"The honest answer is [the board] need time, and we will support them in this to really go off and think about it. Clearly, our governance structure had a problem. And the best way to fix that problem is going to take a while. And I totally get why people want an answer right now. But I also think it’s totally unreasonable to expect it."

Totally unreasonable to want answers about what the world's biggest AI company is doing? We silly little meatbags! "Designing a really good governance structure, especially for such an impactful technology, is not a one-week question," says Altman. "It’s going to take a real amount of time for people to think through this, to debate, to get outside perspectives, for pressure testing. That just takes a while."

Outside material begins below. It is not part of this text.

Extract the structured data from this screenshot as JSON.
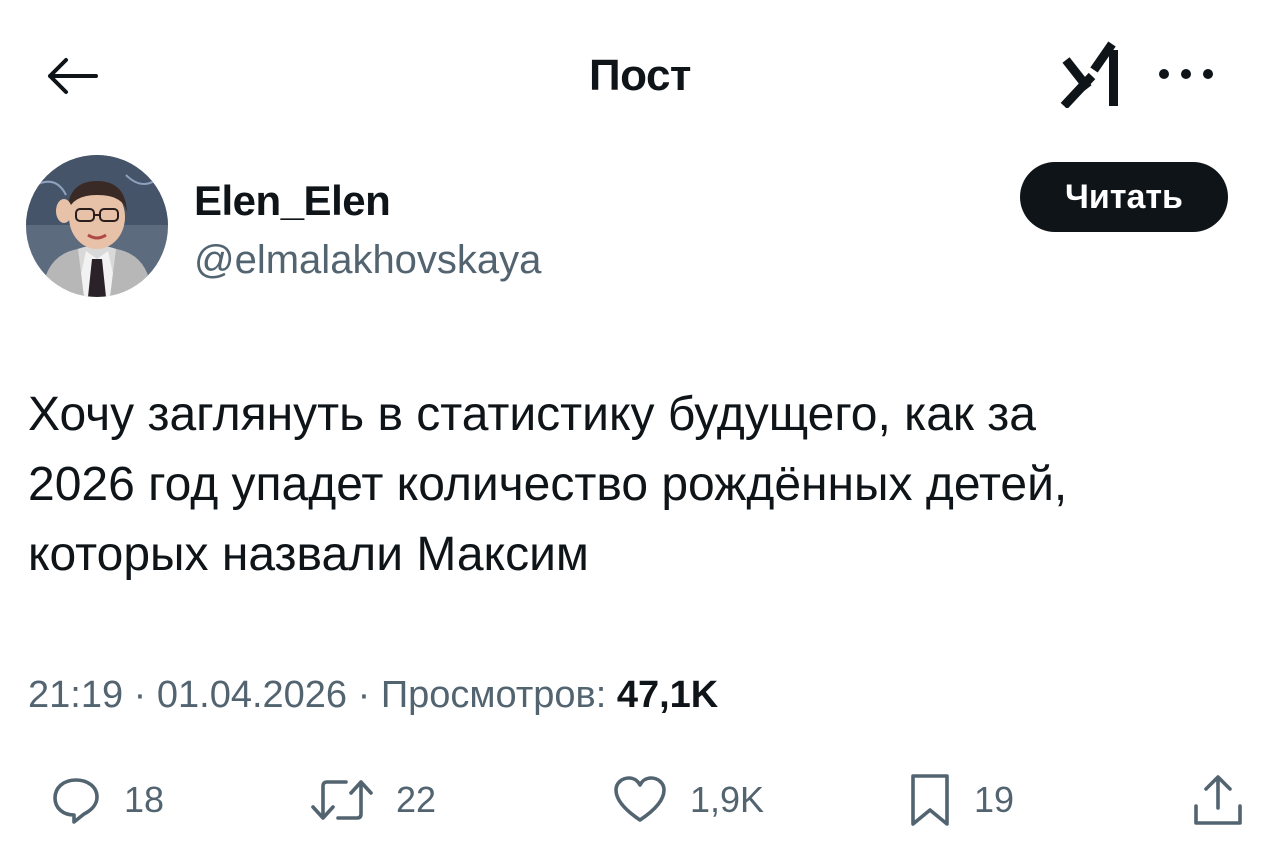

Altman notably refers to the Q* report from Reuters as "that unfortunate leak," which is not the same as calling it untrue. He goes on to say more generally that "we expect progress in this technology to continue to be rapid and also that we expect to continue to work very hard to figure out how to make it safe and beneficial... I think we have been extraordinarily consistent on that."

Altman ends on some feel-good thoughts about how this whole saga showed the company could manage without him (it didn't), how happy he is to be back, and the standard line about how ready everyone is. But as for the real questions, well. It's no wonder ChatGPT can dodge the wrong kind of question so skillfully. It's been created by masters.

Rich Stanton

Rich is a games journalist with 15 years' experience, beginning his career on Edge magazine before working for a wide range of outlets, including Ars Technica, Eurogamer, GamesRadar+, Gamespot, the Guardian, IGN, the New Statesman, Polygon, and Vice. He was the editor of Kotaku UK, the UK arm of Kotaku, for three years before joining PC Gamer. He is the author of a Brief History of Video Games, a full history of the medium, which the Midwest Book Review described as "[a] must-read for serious minded game historians and curious video game connoisseurs alike."